The Hat epitomizes the fast-growing category of "designer hostels:" affordable properties geared toward the millennial set that boast sleek multi-person rooms, bumping weekend events, and unexpectedly generous breakfasts. Though you can find cheaper beds in the city, The Hat remains a steal considering its location—steps from the Plaza Mayor—and chic rooftop bar, which attracts a regular local crowd on the weekends.
All bright whites and blond woods, rooms at The Hat eschew the creaky metal bunks and uncozy atmosphere of most run-of-the-mill hostels. And they come in many sizes, catering to families, solo travelers, groups, and couples.
Female travelers may wish to opt for the "chicas"-only dormitory.
Whether shared or individual, the tidy and well-outfitted bathrooms at The Hat make you forget you’re in a hostel—and that’s a good thing.
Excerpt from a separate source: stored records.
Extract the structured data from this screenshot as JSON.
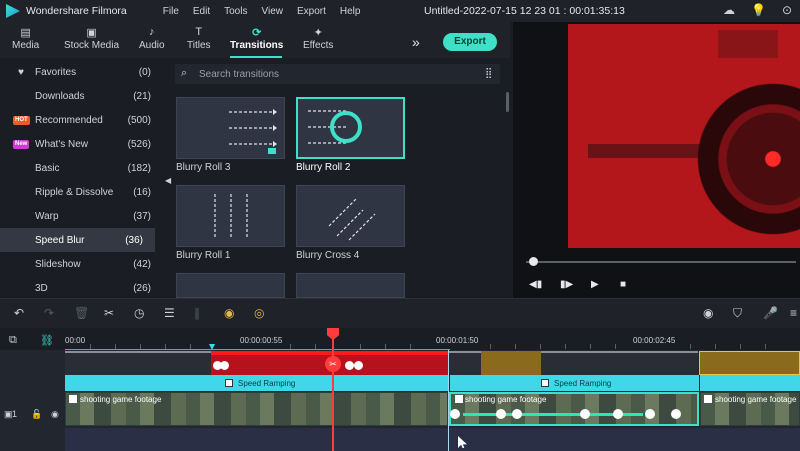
{
  "app": {
    "name": "Wondershare Filmora",
    "document_title": "Untitled-2022-07-15 12 23 01 : 00:01:35:13"
  },
  "menu": [
    "File",
    "Edit",
    "Tools",
    "View",
    "Export",
    "Help"
  ],
  "tabs": [
    {
      "label": "Media",
      "icon": "media-icon"
    },
    {
      "label": "Stock Media",
      "icon": "stock-media-icon"
    },
    {
      "label": "Audio",
      "icon": "music-note-icon"
    },
    {
      "label": "Titles",
      "icon": "text-t-icon"
    },
    {
      "label": "Transitions",
      "icon": "transitions-icon",
      "active": true
    },
    {
      "label": "Effects",
      "icon": "sparkle-icon"
    }
  ],
  "export_label": "Export",
  "categories": [
    {
      "name": "Favorites",
      "count": "(0)",
      "icon": "heart-icon"
    },
    {
      "name": "Downloads",
      "count": "(21)"
    },
    {
      "name": "Recommended",
      "count": "(500)",
      "badge": "HOT"
    },
    {
      "name": "What's New",
      "count": "(526)",
      "badge": "New"
    },
    {
      "name": "Basic",
      "count": "(182)"
    },
    {
      "name": "Ripple & Dissolve",
      "count": "(16)"
    },
    {
      "name": "Warp",
      "count": "(37)"
    },
    {
      "name": "Speed Blur",
      "count": "(36)",
      "active": true
    },
    {
      "name": "Slideshow",
      "count": "(42)"
    },
    {
      "name": "3D",
      "count": "(26)"
    }
  ],
  "search": {
    "placeholder": "Search transitions"
  },
  "transitions": [
    {
      "label": "Blurry Roll 3"
    },
    {
      "label": "Blurry Roll 2",
      "selected": true
    },
    {
      "label": "Blurry Roll 1"
    },
    {
      "label": "Blurry Cross 4"
    }
  ],
  "timeline": {
    "times": [
      "00:00",
      "00:00:00:55",
      "00:00:01:50",
      "00:00:02:45"
    ],
    "speed_label": "Speed Ramping",
    "clip_title": "shooting game footage",
    "track_number": "1"
  },
  "colors": {
    "accent": "#3fe0c8",
    "playhead": "#ff3b3b",
    "speed_bar": "#3ed8e8",
    "red_clip": "#b5121b"
  }
}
Environmentally conscious guests will appreciate the water-heating system fueled by biomass (olive pits, almond shells, and organic pellets).
Doubling as an event space, the lobby at The Hat is a buzzy bar and lounge whose layout is ideal for relaxing and mingling alike.
Debatably the best hostel breakfast in town, The Hat’s buffet features fresh-squeezed OJ and a wide variety of fruit and breads. Weather permitting, savor your morning meal on the rooftop terrace.
The Hat’s rooftop bar is one of the city’s hidden hotspots—a place where international visitors rub shoulders with Madrid trendsters over cocktails and cañas (Madrid slang for a half-pint).
YOU SHOULD KNOW A popular bar means noisy nights for guests, especially those staying on the fourth floor. Pack your earplugs.
You’re in the thick of things at The Hat, whose entrance is steps from the Plaza Mayor, the main square in Madrid’s historic center. The city sites outside the immediate vicinity are easily accessible via metro at Tirso de Molina (Line 1) and La Latina (Line 5).
The Hat is located a few hundred yards from the posh Mercado de San Miguel, a renovated turn-of-the-century market whose bustling tapas stalls sit beneath a glass dome. After an aperitivo there, meander down to stalwart restaurants Casa Lucio and Casa Lucas on Cava Baja, Madrid’s most archetypal, if slightly touristy, tapas street.
The best way to wile away an evening in Madrid is on an outdoor terraza, and the adjacent neighborhood of La Latina is home to some of the most desirable al fresco spots. Start your evening at Bahiana, whose cocktails, tapas, and beachy vibes lure local celebrities. Then make your way to the newly opened Federal Café Conde de Barajas for a couple of ice-cold beers, and round out the night at Leka Leka, a gastrobar with irresistible finger food.
WHY WE LIKE IT
The Hat hits the sweet spot when it comes to value, particularly for younger travelers who can’t afford to splurge on a traditional hotel room but don’t want to slum it in a traditional hostel, either. The multi-person room setups are also perfect for families with children. The rooftop bar, lively lobby, and inviting interiors make The Hat the city’s best and most vibrant low-budget option.